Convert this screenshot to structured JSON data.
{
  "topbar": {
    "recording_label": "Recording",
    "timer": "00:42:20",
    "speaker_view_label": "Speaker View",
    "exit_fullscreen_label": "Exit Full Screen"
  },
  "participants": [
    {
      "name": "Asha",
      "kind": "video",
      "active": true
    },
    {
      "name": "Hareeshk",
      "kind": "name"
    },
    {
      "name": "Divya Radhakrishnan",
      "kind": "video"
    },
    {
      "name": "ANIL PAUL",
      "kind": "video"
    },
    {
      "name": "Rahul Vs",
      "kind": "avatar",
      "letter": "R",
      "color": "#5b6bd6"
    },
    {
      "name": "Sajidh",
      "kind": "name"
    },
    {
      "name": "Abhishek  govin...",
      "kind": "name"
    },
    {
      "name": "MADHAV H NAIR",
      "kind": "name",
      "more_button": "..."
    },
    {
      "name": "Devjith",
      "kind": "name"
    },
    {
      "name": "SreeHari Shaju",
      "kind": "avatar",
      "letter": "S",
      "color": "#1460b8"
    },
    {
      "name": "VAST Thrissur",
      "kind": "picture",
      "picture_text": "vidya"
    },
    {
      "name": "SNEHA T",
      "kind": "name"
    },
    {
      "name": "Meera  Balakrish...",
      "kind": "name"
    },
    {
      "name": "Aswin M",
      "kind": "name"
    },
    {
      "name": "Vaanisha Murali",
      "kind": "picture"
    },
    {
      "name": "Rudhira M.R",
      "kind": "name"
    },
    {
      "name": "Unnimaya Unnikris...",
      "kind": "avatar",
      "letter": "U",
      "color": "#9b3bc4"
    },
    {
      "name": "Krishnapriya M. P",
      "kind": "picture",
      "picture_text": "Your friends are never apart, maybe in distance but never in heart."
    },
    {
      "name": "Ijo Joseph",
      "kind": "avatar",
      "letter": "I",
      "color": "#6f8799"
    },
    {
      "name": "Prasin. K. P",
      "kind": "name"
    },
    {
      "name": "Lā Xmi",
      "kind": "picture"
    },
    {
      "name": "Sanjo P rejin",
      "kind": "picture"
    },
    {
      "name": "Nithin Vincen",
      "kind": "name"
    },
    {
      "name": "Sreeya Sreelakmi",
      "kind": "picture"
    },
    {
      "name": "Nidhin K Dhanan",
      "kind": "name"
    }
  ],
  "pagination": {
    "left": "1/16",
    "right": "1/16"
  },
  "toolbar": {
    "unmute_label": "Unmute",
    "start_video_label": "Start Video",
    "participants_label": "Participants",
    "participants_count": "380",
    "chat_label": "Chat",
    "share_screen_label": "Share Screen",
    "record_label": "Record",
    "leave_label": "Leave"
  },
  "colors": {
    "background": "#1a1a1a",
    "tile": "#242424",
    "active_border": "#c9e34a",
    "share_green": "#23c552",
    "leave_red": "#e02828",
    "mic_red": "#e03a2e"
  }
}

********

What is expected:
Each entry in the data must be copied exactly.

Response for this exercise:
Convert this screenshot to structured JSON data.
{
  "topbar": {
    "recording_label": "Recording",
    "timer": "00:42:20",
    "speaker_view_label": "Speaker View",
    "exit_fullscreen_label": "Exit Full Screen"
  },
  "participants": [
    {
      "name": "Asha",
      "kind": "video",
      "active": true
    },
    {
      "name": "Hareeshk",
      "kind": "name"
    },
    {
      "name": "Divya Radhakrishnan",
      "kind": "video"
    },
    {
      "name": "ANIL PAUL",
      "kind": "video"
    },
    {
      "name": "Rahul Vs",
      "kind": "avatar",
      "letter": "R",
      "color": "#5b6bd6"
    },
    {
      "name": "Sajidh",
      "kind": "name"
    },
    {
      "name": "Abhishek  govin...",
      "kind": "name"
    },
    {
      "name": "MADHAV H NAIR",
      "kind": "name",
      "more_button": "..."
    },
    {
      "name": "Devjith",
      "kind": "name"
    },
    {
      "name": "SreeHari Shaju",
      "kind": "avatar",
      "letter": "S",
      "color": "#1460b8"
    },
    {
      "name": "VAST Thrissur",
      "kind": "picture",
      "picture_text": "vidya"
    },
    {
      "name": "SNEHA T",
      "kind": "name"
    },
    {
      "name": "Meera  Balakrish...",
      "kind": "name"
    },
    {
      "name": "Aswin M",
      "kind": "name"
    },
    {
      "name": "Vaanisha Murali",
      "kind": "picture"
    },
    {
      "name": "Rudhira M.R",
      "kind": "name"
    },
    {
      "name": "Unnimaya Unnikris...",
      "kind": "avatar",
      "letter": "U",
      "color": "#9b3bc4"
    },
    {
      "name": "Krishnapriya M. P",
      "kind": "picture",
      "picture_text": "Your friends are never apart, maybe in distance but never in heart."
    },
    {
      "name": "Ijo Joseph",
      "kind": "avatar",
      "letter": "I",
      "color": "#6f8799"
    },
    {
      "name": "Prasin. K. P",
      "kind": "name"
    },
    {
      "name": "Lā Xmi",
      "kind": "picture"
    },
    {
      "name": "Sanjo P rejin",
      "kind": "picture"
    },
    {
      "name": "Nithin Vincen",
      "kind": "name"
    },
    {
      "name": "Sreeya Sreelakmi",
      "kind": "picture"
    },
    {
      "name": "Nidhin K Dhanan",
      "kind": "name"
    }
  ],
  "pagination": {
    "left": "1/16",
    "right": "1/16"
  },
  "toolbar": {
    "unmute_label": "Unmute",
    "start_video_label": "Start Video",
    "participants_label": "Participants",
    "participants_count": "380",
    "chat_label": "Chat",
    "share_screen_label": "Share Screen",
    "record_label": "Record",
    "leave_label": "Leave"
  },
  "colors": {
    "background": "#1a1a1a",
    "tile": "#242424",
    "active_border": "#c9e34a",
    "share_green": "#23c552",
    "leave_red": "#e02828",
    "mic_red": "#e03a2e"
  }
}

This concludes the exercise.